It's a horrible world we live in that even needs foster families in the first place.... The first night of our foster classes, one of the couples said they were doing it for the money. I have never figured out why, 'cause (down here anyway) there's no money in it unless you take the severely handicapped children, emotionally and/or physically. And those kinds of kids definitely don't need to be with those kinds of foster parents!!!!

We personally have taken children that were taken from their parents, then taken from the foster home they were placed in. Sad thing was, I worked at the same daycare as the foster mom did, and I heard the way she talked about the kids she had (not the ones we ended up with). I refused to work with her because of the things she said. It was horrible...

What does it say for this world when you can't even trust the foster parents??? A child never asks to be born into this world. I understand there are circumstances when the children cannot stay with the biological parents, but, for heaven's sake, people, if you're a foster parent, step up to the plate and do it right!!!!!!!

Sorry, Darla. Another soap box, and this one happens to be bigger than my others. It breaks my heart to think of children that are unloved and uncared for. I've overheard a child asking his parents if he was loved. What's up with that?????

Again, I apologize. I'm getting off now.....

I tell my kids as often as I can that I love them.... And if you know of any kids that need it, I have plenty to go around!!!

Rachel Goff

Darla said...

You can get on the soapbox any old time, Rachel. Believe it or not, I think of you often when I see these kids, and sometimes I even ask myself (you'll probably laugh at this) if "Rachel would have just approved of how I handled this". Like the situation with Chase when I had to kick him off the bus for a week. Because he is a foster child, it was WAY HARDER to do, and I couldn't help but wonder how you would have handled it.

I consider you and Douglas to be one of the "called" to foster parent - I've seen the results of your beautiful girls and met them personally. I now find myself in the situation of seeing these kids and caring for them in a way I never expected. Having said that, I would never be a foster parent unless I felt called to be one. These kids are far too precious for anything less.

I'll get off the soapbox now, too.

By the way, it's about time you updated your own blog and told us about your life, don't you think?

Love you.

Carmine said...

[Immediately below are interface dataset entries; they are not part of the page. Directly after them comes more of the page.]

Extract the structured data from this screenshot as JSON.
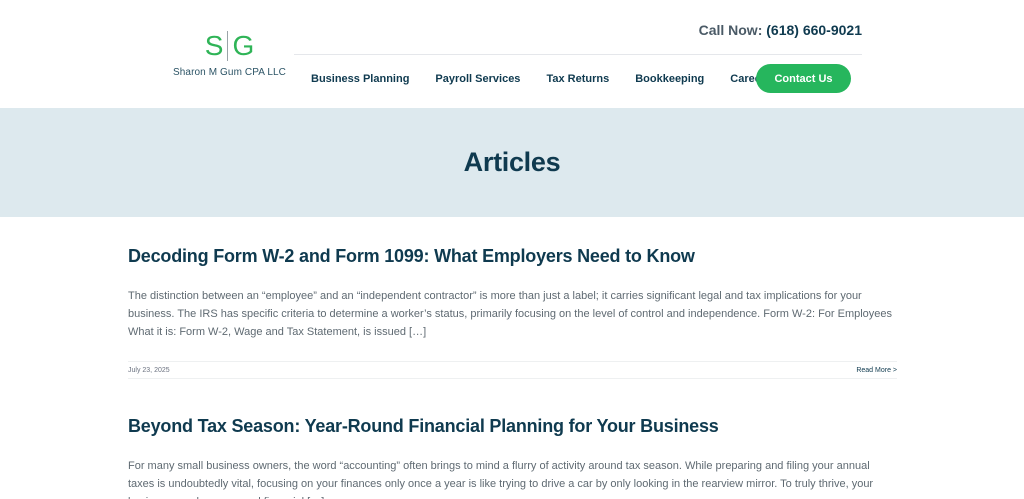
{
  "brand": {
    "logo_left": "S",
    "logo_right": "G",
    "name": "Sharon M Gum CPA LLC"
  },
  "header": {
    "call_label": "Call Now:",
    "phone": "(618) 660-9021"
  },
  "nav": {
    "items": [
      {
        "label": "Business Planning"
      },
      {
        "label": "Payroll Services"
      },
      {
        "label": "Tax Returns"
      },
      {
        "label": "Bookkeeping"
      },
      {
        "label": "Careers"
      }
    ],
    "cta": "Contact Us"
  },
  "banner": {
    "title": "Articles"
  },
  "articles": [
    {
      "title": "Decoding Form W-2 and Form 1099: What Employers Need to Know",
      "excerpt": "The distinction between an “employee” and an “independent contractor” is more than just a label; it carries significant legal and tax implications for your business. The IRS has specific criteria to determine a worker’s status, primarily focusing on the level of control and independence. Form W-2: For Employees What it is: Form W-2, Wage and Tax Statement, is issued […]",
      "date": "July 23, 2025",
      "read_more": "Read More >"
    },
    {
      "title": "Beyond Tax Season: Year-Round Financial Planning for Your Business",
      "excerpt": "For many small business owners, the word “accounting” often brings to mind a flurry of activity around tax season. While preparing and filing your annual taxes is undoubtedly vital, focusing on your finances only once a year is like trying to drive a car by only looking in the rearview mirror. To truly thrive, your business needs year-round financial […]"
    }
  ],
  "colors": {
    "brand_green": "#26b65d",
    "navy": "#0f3a4f",
    "banner_bg": "#dde9ee"
  }
}
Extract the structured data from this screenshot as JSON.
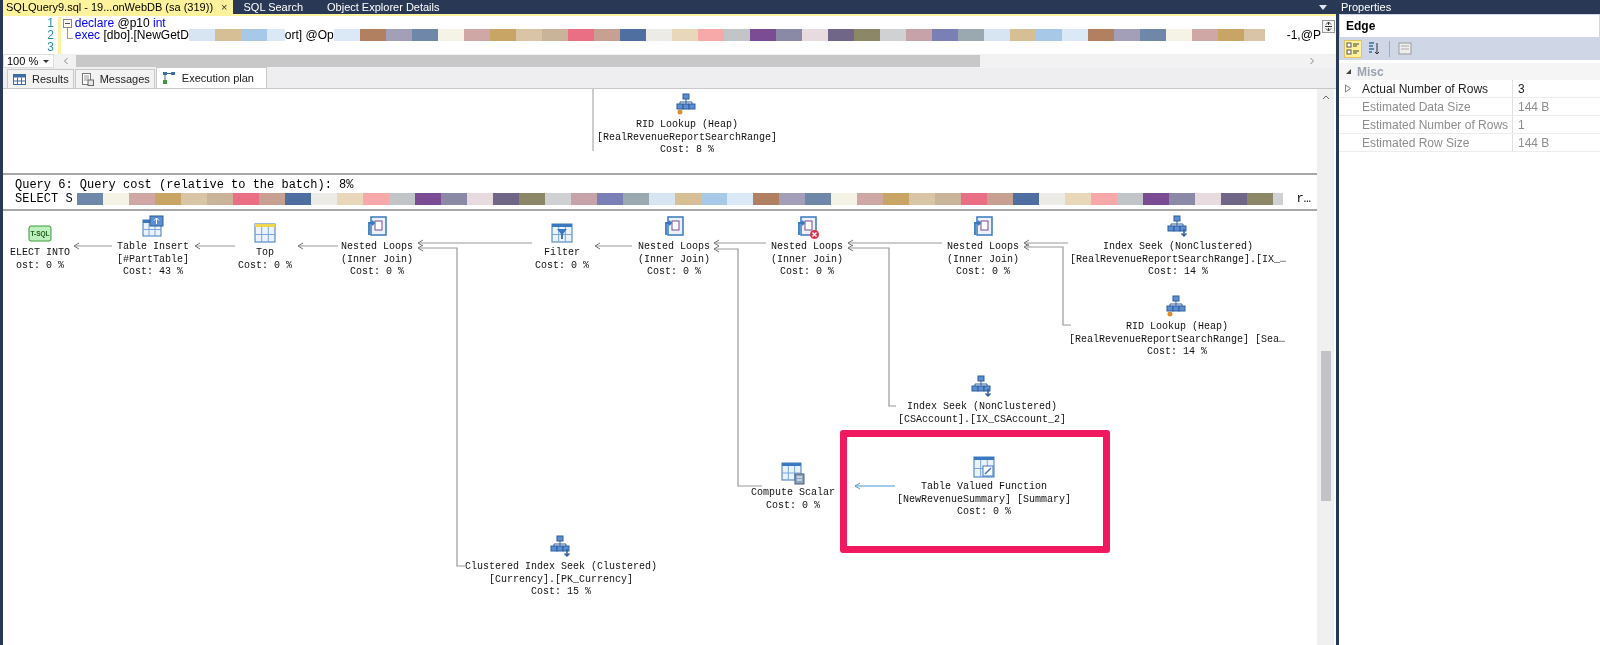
{
  "document_tabs": [
    {
      "label": "SQLQuery9.sql - 19...onWebDB (sa (319))",
      "selected": true,
      "close": "×"
    },
    {
      "label": "SQL Search",
      "selected": false
    },
    {
      "label": "Object Explorer Details",
      "selected": false
    }
  ],
  "editor": {
    "lines": [
      {
        "number": "1",
        "foldable": true,
        "segments": [
          {
            "kind": "keyword",
            "text": "declare"
          },
          {
            "kind": "text",
            "text": " @p10 "
          },
          {
            "kind": "keyword",
            "text": "int"
          }
        ]
      },
      {
        "number": "2",
        "foldable": false,
        "segments": [
          {
            "kind": "keyword",
            "text": "exec"
          },
          {
            "kind": "text",
            "text": " [dbo].[NewGetD"
          },
          {
            "kind": "redacted"
          },
          {
            "kind": "text",
            "text": "ort] @Op"
          },
          {
            "kind": "redacted"
          },
          {
            "kind": "text",
            "text": "-1,@P"
          }
        ]
      },
      {
        "number": "3",
        "foldable": false
      }
    ],
    "zoom": "100 %"
  },
  "result_tabs": [
    {
      "label": "Results",
      "selected": false
    },
    {
      "label": "Messages",
      "selected": false
    },
    {
      "label": "Execution plan",
      "selected": true
    }
  ],
  "plan": {
    "previous_plan_node": {
      "kind": "rid-lookup",
      "lines": [
        "RID Lookup (Heap)",
        "[RealRevenueReportSearchRange]",
        "Cost: 8 %"
      ]
    },
    "query_header": "Query 6: Query cost (relative to the batch): 8%",
    "statement": {
      "start": "SELECT S",
      "end": "r…"
    },
    "nodes": [
      {
        "kind": "tsql",
        "icon_text": "T-SQL",
        "lines": [
          "ELECT INTO",
          "ost: 0 %"
        ],
        "warning": false,
        "highlighted": false
      },
      {
        "kind": "table-insert",
        "lines": [
          "Table Insert",
          "[#PartTable]",
          "Cost: 43 %"
        ],
        "warning": false,
        "highlighted": false
      },
      {
        "kind": "top",
        "lines": [
          "Top",
          "Cost: 0 %"
        ],
        "warning": false,
        "highlighted": false
      },
      {
        "kind": "nested-loops",
        "lines": [
          "Nested Loops",
          "(Inner Join)",
          "Cost: 0 %"
        ],
        "warning": false,
        "highlighted": false
      },
      {
        "kind": "filter",
        "lines": [
          "Filter",
          "Cost: 0 %"
        ],
        "warning": false,
        "highlighted": false
      },
      {
        "kind": "nested-loops",
        "lines": [
          "Nested Loops",
          "(Inner Join)",
          "Cost: 0 %"
        ],
        "warning": false,
        "highlighted": false
      },
      {
        "kind": "nested-loops",
        "lines": [
          "Nested Loops",
          "(Inner Join)",
          "Cost: 0 %"
        ],
        "warning": true,
        "highlighted": false
      },
      {
        "kind": "nested-loops",
        "lines": [
          "Nested Loops",
          "(Inner Join)",
          "Cost: 0 %"
        ],
        "warning": false,
        "highlighted": false
      },
      {
        "kind": "index-seek",
        "lines": [
          "Index Seek (NonClustered)",
          "[RealRevenueReportSearchRange].[IX_…",
          "Cost: 14 %"
        ],
        "warning": false,
        "highlighted": false
      },
      {
        "kind": "rid-lookup",
        "lines": [
          "RID Lookup (Heap)",
          "[RealRevenueReportSearchRange] [Sea…",
          "Cost: 14 %"
        ],
        "warning": false,
        "highlighted": false
      },
      {
        "kind": "index-seek",
        "lines": [
          "Index Seek (NonClustered)",
          "[CSAccount].[IX_CSAccount_2]"
        ],
        "warning": false,
        "highlighted": false
      },
      {
        "kind": "compute-scalar",
        "lines": [
          "Compute Scalar",
          "Cost: 0 %"
        ],
        "warning": false,
        "highlighted": false
      },
      {
        "kind": "table-valued-function",
        "lines": [
          "Table Valued Function",
          "[NewRevenueSummary] [Summary]",
          "Cost: 0 %"
        ],
        "warning": false,
        "highlighted": true
      },
      {
        "kind": "index-seek",
        "lines": [
          "Clustered Index Seek (Clustered)",
          "[Currency].[PK_Currency]",
          "Cost: 15 %"
        ],
        "warning": false,
        "highlighted": false
      }
    ]
  },
  "properties": {
    "title": "Properties",
    "object": "Edge",
    "toolbar": [
      {
        "kind": "categorized",
        "selected": true
      },
      {
        "kind": "alphabetical",
        "selected": false
      },
      {
        "kind": "property-pages",
        "selected": false
      }
    ],
    "category": "Misc",
    "rows": [
      {
        "name": "Actual Number of Rows",
        "value": "3",
        "expandable": true,
        "readonly": false
      },
      {
        "name": "Estimated Data Size",
        "value": "144 B",
        "expandable": false,
        "readonly": true
      },
      {
        "name": "Estimated Number of Rows",
        "value": "1",
        "expandable": false,
        "readonly": true
      },
      {
        "name": "Estimated Row Size",
        "value": "144 B",
        "expandable": false,
        "readonly": true
      }
    ]
  }
}
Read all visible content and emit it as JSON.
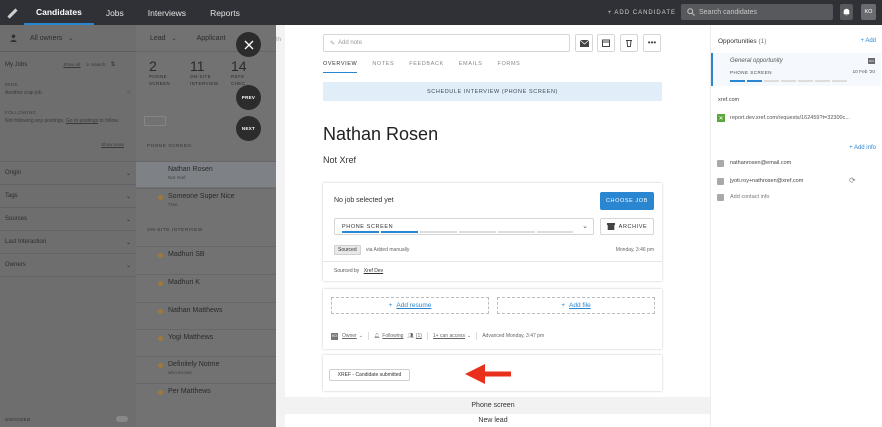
{
  "topnav": {
    "tabs": [
      "Candidates",
      "Jobs",
      "Interviews",
      "Reports"
    ],
    "add_candidate": "+ ADD CANDIDATE",
    "search_placeholder": "Search candidates",
    "user_initials": "KO"
  },
  "sidebar": {
    "owners_label": "All owners",
    "my_jobs": "My Jobs",
    "show_all": "Show all",
    "search": "Search",
    "mine_heading": "MINE",
    "mine_item": "Another crap job",
    "following_heading": "FOLLOWING",
    "following_text": "Not following any postings.",
    "following_link": "Go to postings",
    "following_text2": "to follow.",
    "show_more": "Show more",
    "sections": [
      "Origin",
      "Tags",
      "Sources",
      "Last Interaction",
      "Owners"
    ],
    "snoozed": "SNOOZED"
  },
  "pipeline": {
    "tab_lead": "Lead",
    "tab_applicant": "Applicant",
    "stats": [
      {
        "n": "2",
        "l1": "PHONE",
        "l2": "SCREEN"
      },
      {
        "n": "11",
        "l1": "ON-SITE",
        "l2": "INTERVIEW"
      },
      {
        "n": "14",
        "l1": "REFE",
        "l2": "CHEC"
      }
    ],
    "phone_heading": "PHONE SCREEN",
    "onsite_heading": "ON-SITE INTERVIEW",
    "candidates_phone": [
      {
        "name": "Nathan Rosen",
        "sub": "Not Xref"
      },
      {
        "name": "Someone Super Nice",
        "sub": "Tree"
      }
    ],
    "candidates_onsite": [
      {
        "name": "Madhuri SB",
        "sub": ""
      },
      {
        "name": "Madhuri K",
        "sub": ""
      },
      {
        "name": "Nathan Matthews",
        "sub": ""
      },
      {
        "name": "Yogi Matthews",
        "sub": ""
      },
      {
        "name": "Definitely Notme",
        "sub": "who knows"
      },
      {
        "name": "Per Matthews",
        "sub": ""
      }
    ],
    "prev": "PREV",
    "next": "NEXT"
  },
  "main": {
    "add_note_placeholder": "Add note",
    "tabs": [
      "OVERVIEW",
      "NOTES",
      "FEEDBACK",
      "EMAILS",
      "FORMS"
    ],
    "banner": "SCHEDULE INTERVIEW (PHONE SCREEN)",
    "candidate_name": "Nathan Rosen",
    "candidate_company": "Not Xref",
    "job_card": {
      "no_job": "No job selected yet",
      "choose_job": "CHOOSE JOB",
      "stage": "PHONE SCREEN",
      "archive": "ARCHIVE",
      "badge": "Sourced",
      "via": "via Added manually",
      "date": "Monday, 3:46 pm",
      "sourced_by_label": "Sourced by",
      "sourced_by": "Xref Dev"
    },
    "files": {
      "add_resume": "Add resume",
      "add_file": "Add file",
      "owner": "Owner",
      "following": "Following",
      "follower_count": "(1)",
      "access": "1+ can access",
      "advanced": "Advanced Monday, 3:47 pm",
      "owner_initials": "KO"
    },
    "xref_button": "XREF - Candidate submitted",
    "phone_screen_divider": "Phone screen",
    "new_lead": "New lead"
  },
  "right": {
    "opportunities_label": "Opportunities",
    "opportunities_count": "(1)",
    "add": "Add",
    "opp_title": "General opportunity",
    "opp_stage": "PHONE SCREEN",
    "opp_date": "10 Feb '20",
    "opp_initials": "KO",
    "xref_label": "xref.com",
    "xref_link": "report.dev.xref.com/requests/162459?t=32300c...",
    "add_info": "Add info",
    "email1": "nathanrosen@email.com",
    "email2": "jyoti.roy+nathrosen@xref.com",
    "add_contact": "Add contact info"
  },
  "colors": {
    "accent": "#2a86d1",
    "arrow": "#e8301d",
    "nav_bg": "#2f3136"
  }
}
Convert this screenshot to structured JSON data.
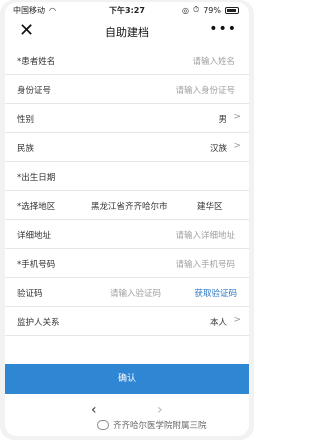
{
  "status_bar": {
    "carrier": "中国移动",
    "time": "下午3:27",
    "battery": "79%"
  },
  "header": {
    "close_icon": "close-icon",
    "title": "自助建档",
    "more_icon": "more-dots-icon",
    "more_glyph": "•••"
  },
  "form": {
    "name": {
      "label": "*患者姓名",
      "placeholder": "请输入姓名"
    },
    "id_number": {
      "label": "身份证号",
      "placeholder": "请输入身份证号"
    },
    "gender": {
      "label": "性别",
      "value": "男"
    },
    "ethnicity": {
      "label": "民族",
      "value": "汉族"
    },
    "birth_date": {
      "label": "*出生日期"
    },
    "region": {
      "label": "*选择地区",
      "province": "黑龙江省齐齐哈尔市",
      "district": "建华区"
    },
    "address": {
      "label": "详细地址",
      "placeholder": "请输入详细地址"
    },
    "phone": {
      "label": "*手机号码",
      "placeholder": "请输入手机号码"
    },
    "verify_code": {
      "label": "验证码",
      "placeholder": "请输入验证码",
      "get_code": "获取验证码"
    },
    "guardian": {
      "label": "监护人关系",
      "value": "本人"
    }
  },
  "confirm_label": "确认",
  "bottom_nav": {
    "back_glyph": "‹",
    "forward_glyph": "›",
    "watermark": "齐齐哈尔医学院附属三院"
  },
  "colors": {
    "accent": "#2f86d3",
    "link": "#2b77c5"
  }
}
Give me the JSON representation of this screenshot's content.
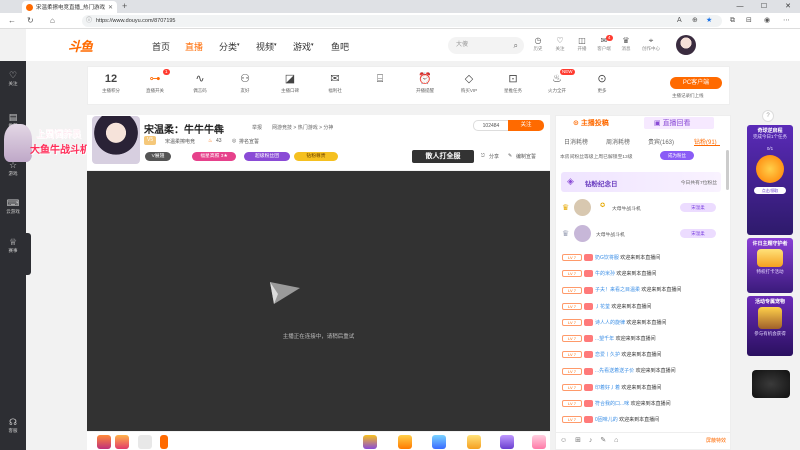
{
  "browser": {
    "tab_title": "宋温柔擦电竞直播_热门游戏兰...",
    "new_tab": "+",
    "url": "https://www.douyu.com/8707195",
    "window_controls": [
      "—",
      "☐",
      "✕"
    ]
  },
  "site": {
    "logo_text": "斗鱼",
    "nav": [
      {
        "label": "首页",
        "active": false
      },
      {
        "label": "直播",
        "active": true
      },
      {
        "label": "分类",
        "active": false
      },
      {
        "label": "视频",
        "active": false
      },
      {
        "label": "游戏",
        "active": false
      },
      {
        "label": "鱼吧",
        "active": false
      }
    ],
    "search_placeholder": "大傻",
    "header_icons": [
      {
        "icon": "history-icon",
        "label": "历史"
      },
      {
        "icon": "heart-icon",
        "label": "关注"
      },
      {
        "icon": "broadcast-icon",
        "label": "开播"
      },
      {
        "icon": "message-icon",
        "label": "客户端",
        "badge": "4"
      },
      {
        "icon": "medal-icon",
        "label": "消息"
      },
      {
        "icon": "location-icon",
        "label": "创作中心"
      }
    ]
  },
  "left_sidebar": [
    {
      "icon": "heart-icon",
      "label": "关注"
    },
    {
      "icon": "document-icon",
      "label": "推荐"
    },
    {
      "icon": "star-icon",
      "label": "游戏"
    },
    {
      "icon": "gamepad-icon",
      "label": "云游戏"
    },
    {
      "icon": "trophy-icon",
      "label": "赛事"
    },
    {
      "icon": "headset-icon",
      "label": "客服"
    }
  ],
  "toolbar": {
    "level": "12",
    "level_label": "主播积分",
    "items": [
      {
        "icon": "toggle-icon",
        "label": "直播开关",
        "badge": "1"
      },
      {
        "icon": "pulse-icon",
        "label": "偶言码"
      },
      {
        "icon": "users-icon",
        "label": "友好"
      },
      {
        "icon": "gift-box-icon",
        "label": "主播口碑"
      },
      {
        "icon": "gift-icon",
        "label": "福利社"
      },
      {
        "icon": "clock-icon",
        "label": "开播提醒"
      },
      {
        "icon": "diamond-icon",
        "label": "购买VIP"
      },
      {
        "icon": "ad-icon",
        "label": "星推任务"
      },
      {
        "icon": "fire-icon",
        "label": "火力全开",
        "badge": "NEW"
      },
      {
        "icon": "more-icon",
        "label": "更多"
      }
    ],
    "pc_client": "PC客户端",
    "pc_sub": "主播记录们上线"
  },
  "promo": {
    "line1": "上周饲养员",
    "line2": "大鱼牛战斗机"
  },
  "streamer": {
    "name": "宋温柔：牛牛牛犇",
    "report": "举报",
    "category": "网游竞技 > 热门游戏 > 分神",
    "tag": "宋温柔擦电竞",
    "fans": "43",
    "medal": "排名宣誓",
    "level_tag": "V5",
    "hot": "102484",
    "follow": "关注",
    "pills": [
      {
        "text": "V展翅",
        "color": "#555"
      },
      {
        "text": "福星高照 3★",
        "color": "#e6418b"
      },
      {
        "text": "超级粉丝团",
        "color": "#8a4bd6"
      },
      {
        "text": "钻粉尊贵",
        "color": "#f5c020"
      }
    ],
    "fan_button": "散人打全服",
    "share": "分享",
    "edit": "编制宣誓"
  },
  "video": {
    "message": "主播正在连接中，请稍后重试"
  },
  "chat": {
    "tabs": [
      "主播投稿",
      "直播回看"
    ],
    "rank_tabs": [
      {
        "label": "日消耗榜",
        "on": false
      },
      {
        "label": "周消耗榜",
        "on": false
      },
      {
        "label": "贵宾(163)",
        "on": false
      },
      {
        "label": "钻粉(91)",
        "on": true
      }
    ],
    "notice": "本房间粉丝等级上周已解锁至13级",
    "notice_btn": "成为粉丝",
    "commem_title": "钻粉纪念日",
    "commem_right": "今日共有7位粉丝",
    "users": [
      {
        "name": "大母牛战斗机",
        "tag": "宋温柔"
      },
      {
        "name": "大母牛战斗机",
        "tag": "宋温柔"
      }
    ],
    "messages": [
      {
        "lv": "LV 7",
        "user": "奶G饮将服",
        "text": "欢迎来到本直播间"
      },
      {
        "lv": "LV 7",
        "user": "牛的米孙",
        "text": "欢迎来到本直播间"
      },
      {
        "lv": "LV 7",
        "user": "子夫！来看之目温柔",
        "text": "欢迎来到本直播间"
      },
      {
        "lv": "LV 7",
        "user": "丿花荃",
        "text": "欢迎来到本直播间"
      },
      {
        "lv": "LV 7",
        "user": "诗人人的旋律",
        "text": "欢迎来到本直播间"
      },
      {
        "lv": "LV 7",
        "user": "...望千年",
        "text": "欢迎来到本直播间"
      },
      {
        "lv": "LV 7",
        "user": "恋爱丨久护",
        "text": "欢迎来到本直播间"
      },
      {
        "lv": "LV 7",
        "user": "...先看送着送子价",
        "text": "欢迎来到本直播间"
      },
      {
        "lv": "LV 7",
        "user": "印着好丿着",
        "text": "欢迎来到本直播间"
      },
      {
        "lv": "LV 7",
        "user": "符合我的口...咪",
        "text": "欢迎来到本直播间"
      },
      {
        "lv": "LV 7",
        "user": "0固味儿的",
        "text": "欢迎来到本直播间"
      }
    ],
    "input_icons": "☺ ⊞ ♪ ✎ ⌂",
    "input_right": "屏蔽特效"
  },
  "right_promos": [
    {
      "title": "奇球逆启程",
      "sub": "完成今日1个任务",
      "prog": "0/1",
      "btn": "点击领取"
    },
    {
      "title": "许日主题守护者",
      "sub": "特权打卡活动",
      "prog": "",
      "btn": ""
    },
    {
      "title": "活动专属宠物",
      "sub": "参与有机会获得",
      "prog": "",
      "btn": ""
    }
  ],
  "colors": {
    "brand": "#ff6a00",
    "purple": "#8a4bd6",
    "dark": "#2d2e33"
  }
}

Holly Schlaack does a great job of training reader in her book Invisible Kids ( without them even knowing it. I was so engrossed in the stories of foster children that I didn't recognize I was learning important information about the lifelong affect of abuse and neglect on children as the rest of society.